Over the past several years, the City of Fargo has taken great strides in reducing energy use. From simple projects like switching the type of bulbs used in traffic lights to complex processes such as capturing methane gas to create energy, the City is reducing its carbon footprint and saving money.

Solid Waste

The Department of Solid Waste uses a wind generator and solar panels to convert natural elements into electricity, and another generator turns methane gas from decomposing garbage into electricity. The city uses some of this electricity to operate buildings at the landfill. It sells excess electricity to area utility companies.

See how much energy Fargo has produced today!

Methane capture diagram

Water Reclamation

The City of Fargo Wastewater Treatment Plant treats about 12-million gallons of wastewater everyday. In the past, wastewater, which met EPA clean water standards, was discharged into the Red River.  In 2008, Fargo began supplying the Tharaldson Ethanol Plant in Casselton with up to 2-million gallons of that wastewater each day to operate its corn based ethanol facility. The facility uses a membrane treatment plant to further treat the water before use. Each year, this partnership brings in a net profit for the City of $800,000 and eliminates the need for withdrawing water from natural river or groundwater sources for use by the ethanol plant. 

Traffic Engineering
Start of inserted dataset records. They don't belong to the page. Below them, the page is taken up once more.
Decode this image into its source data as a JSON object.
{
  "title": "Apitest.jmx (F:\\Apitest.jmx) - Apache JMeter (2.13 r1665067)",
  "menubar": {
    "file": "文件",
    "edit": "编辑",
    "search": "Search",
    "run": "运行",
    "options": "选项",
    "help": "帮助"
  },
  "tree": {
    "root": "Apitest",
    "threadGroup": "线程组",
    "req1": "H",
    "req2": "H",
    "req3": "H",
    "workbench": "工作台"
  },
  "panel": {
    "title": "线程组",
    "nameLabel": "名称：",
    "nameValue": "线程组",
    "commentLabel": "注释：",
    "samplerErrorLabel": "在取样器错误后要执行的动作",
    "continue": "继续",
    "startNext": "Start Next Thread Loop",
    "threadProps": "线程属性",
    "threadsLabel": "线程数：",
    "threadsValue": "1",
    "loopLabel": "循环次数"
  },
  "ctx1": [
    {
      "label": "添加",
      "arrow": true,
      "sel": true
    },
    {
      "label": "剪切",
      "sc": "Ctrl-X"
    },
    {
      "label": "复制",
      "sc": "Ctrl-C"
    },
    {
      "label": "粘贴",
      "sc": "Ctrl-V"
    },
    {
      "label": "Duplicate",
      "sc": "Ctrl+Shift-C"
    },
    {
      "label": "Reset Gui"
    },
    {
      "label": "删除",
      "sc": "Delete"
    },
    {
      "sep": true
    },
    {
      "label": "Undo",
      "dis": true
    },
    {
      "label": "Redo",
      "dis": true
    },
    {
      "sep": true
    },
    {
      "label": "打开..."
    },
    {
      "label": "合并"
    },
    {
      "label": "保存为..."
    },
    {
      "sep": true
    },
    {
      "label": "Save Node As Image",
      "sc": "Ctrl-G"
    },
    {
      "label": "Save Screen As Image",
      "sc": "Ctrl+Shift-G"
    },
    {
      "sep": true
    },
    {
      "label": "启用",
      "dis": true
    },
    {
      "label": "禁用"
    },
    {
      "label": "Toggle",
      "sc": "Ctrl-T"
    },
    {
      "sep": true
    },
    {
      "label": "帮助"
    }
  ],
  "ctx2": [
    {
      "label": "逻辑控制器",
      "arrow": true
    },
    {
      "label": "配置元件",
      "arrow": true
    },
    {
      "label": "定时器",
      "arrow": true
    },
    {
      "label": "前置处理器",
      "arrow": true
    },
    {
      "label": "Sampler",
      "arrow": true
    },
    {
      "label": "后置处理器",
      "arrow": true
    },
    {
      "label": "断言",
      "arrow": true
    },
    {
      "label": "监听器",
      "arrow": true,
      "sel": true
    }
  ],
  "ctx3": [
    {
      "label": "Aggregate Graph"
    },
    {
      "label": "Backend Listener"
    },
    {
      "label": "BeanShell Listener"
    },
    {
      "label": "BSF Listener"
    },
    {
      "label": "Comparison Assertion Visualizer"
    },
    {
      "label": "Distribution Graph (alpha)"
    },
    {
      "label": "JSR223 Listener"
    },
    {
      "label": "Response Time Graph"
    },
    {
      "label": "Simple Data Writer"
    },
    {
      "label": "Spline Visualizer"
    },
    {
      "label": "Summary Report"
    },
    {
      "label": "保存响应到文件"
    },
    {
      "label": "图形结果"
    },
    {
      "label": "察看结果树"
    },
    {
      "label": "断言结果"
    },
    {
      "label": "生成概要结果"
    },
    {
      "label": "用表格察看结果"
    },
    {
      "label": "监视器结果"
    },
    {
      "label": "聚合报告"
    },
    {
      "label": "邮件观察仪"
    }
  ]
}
Since 2002, Fargo's traffic engineering department has been working to transition from incandescent traffic lights to LED. To date, all 5,400 traffic lights have been replaced with LED's and 85% of the City's 2,400 pedestrian traffic lights have been replaced. This change has now reduced the City's annual electricity budget to run the lights by $30,000. LED lights also last much longer than typical incandescent bulbs, meaning fewer runs out to an intersection with a maintenance vehicle, thus, saving on fuel at the same time.

Metro Area Transit

The people at Metro Area Transit know that not only is fuel expensive, but it can have a negative impact on our environment. To reduce their carbon footprint MAT has implemented the following practices.

  • Fuel use: To reduce its carbon footprint, MAT uses 20% blended biodiesel fuel during summer months and 2% blended biodiesel fuel during the winter. 
  • Power generator: The Metro Transit garage has a power generator available to use during times of peak energy use to save on costs and reduce pressure on our power grids.
  • Water reclamation: Water in the MAT buswash is funneled into a tank where it is stored, cleaned and re-used. This helps save energy and water.
  • Hybrid buses: MAT is preparing to purchase 4 hybrid buses in 2010. These vehicles are powered by electricity and fuel which in turn reduces emissions.